Right before my plane landed in Stockholm, I looked over the list of museums, neighborhoods, and cafés I wanted to visit while I was in the city for the weekend. The list took up an entire page, but I was confident I could put my long legs to use and squeeze everything in.
Twenty minutes later, on the ground and connected to WiFi, my phone flooded with text messages from concerned family and friends, asking me if I was safe. I didn’t understand at first — Stockholm is frequently listed as one of the safest cities in Europe and the world. It wasn’t until the pilot came over the loudspeaker that I understood the concern. While we had been in the air, a truck had driven into a crowded mall in Stockholm. It had yet to be confirmed, but it was thought to be a terrorist attack.
I had written down directions to get myself from the airport to Solna, the neighborhood just north of the city center where I was staying, but I quickly discovered my plans to take public transportation would not be possible.
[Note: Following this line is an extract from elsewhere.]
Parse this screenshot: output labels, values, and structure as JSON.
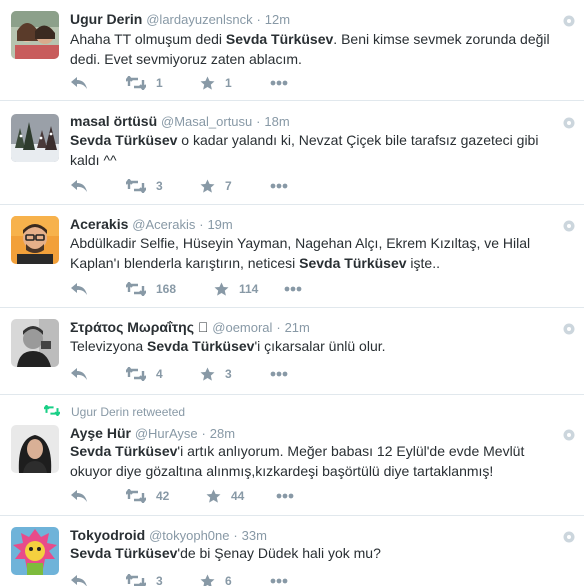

Just about everything was shut down, and the rapidly growing line of travelers waiting for a taxis made it clear that a cab was my only option. It wasn’t ideal (or particularly budget friendly), but it got me to my friend’s apartment.
Our Friday night plans had to be canceled, and dinner and drinks in Södermalm — Stockholm’s trendiest neighborhood — were replaced with a trek through the quiet streets of Solna to the grocery store for dinner supplies and a bar of Sweden’s best Marabou dark chocolate. I had been hoping to see some of the city that night, but a shift in mindset allowed me to embrace the quiet night in.
On Saturday morning, I got up early, ready to make the most of my only full day in Stockholm. I descended into the metro station and was greeted by red cave-like walls covered in art. Over 90 of Stockholm’s 100 metro stations feel like art installations, each different, constituting what some call “the world’s longest art gallery.” I had been worried that the weekend’s events would make it impossible for me to have a worthwhile visit but, little did I know, even commuting throughout the city would be one of the most memorable parts of my trip.
I was grateful that the public transportation was back up and running so quickly, making it possible for me to travel between the islands that make up Stockholm. I started my morning eating kanelbulle (Swedish cinnamon buns) in Vasastan, a residential neighborhood and wandered through posh Östermalm before taking the subway to Gamla Stan, Stockholm’s old town. By the time I stopped for lunch, I had grown accustomed to the city’s pastel-colored buildings and populated waterfront.
Narrowing down the list of places I wanted to see before leaving helped me feel like I accomplished more. I chose only two museums, giving me ample time to enjoy the beautiful photography at the Fotografiska and the naval history of the Vasamuseet, while still carving out some time to poke into boutiques in Södermalm and rest my feet for fika (coffee or tea and a pastry) before the day was done.
Despite the sheer peacefulness of my weekend, I couldn’t help but think about the attack that had taken place on Friday afternoon. The streets that were now so peaceful had been filled with panic less than 24 hours earlier. From my cab driver to the barista at one of the many cafés I visited, a similar sentiment was shared — this shouldn’t happen in Stockholm. Imagining the violence of the attacks in contrast to the quiet nature of the city shook my sense of safety. How am I to keep myself safe while traveling if similar, terrible events can take place in any city?
Walking back to the subway on Saturday night, I found myself outside the mall where the attack had taken place only 24 hours before. Fences blocking off the area had flowers weaved through nearly every crevice, and the ground was spotted with candles. I was overwhelmed with emotion as I considered how quickly the city seemed to have bounced back. By midday on Saturday, Stockholm was filled with people enjoying cups of coffee and walking through the streets, and I was welcomed into cafés and museums with kindness.
I didn’t have the “perfect” weekend in Stockholm. There were museums I didn’t get to see, streets I didn’t get to wander, and restaurants I didn’t get to dine in. But though I cannot sufficiently underscore the tragedy of the events that unfolded, the coincidence of visiting Stockholm on the weekend I did afforded me a greater appreciation of the city’s gentle, peaceful nature.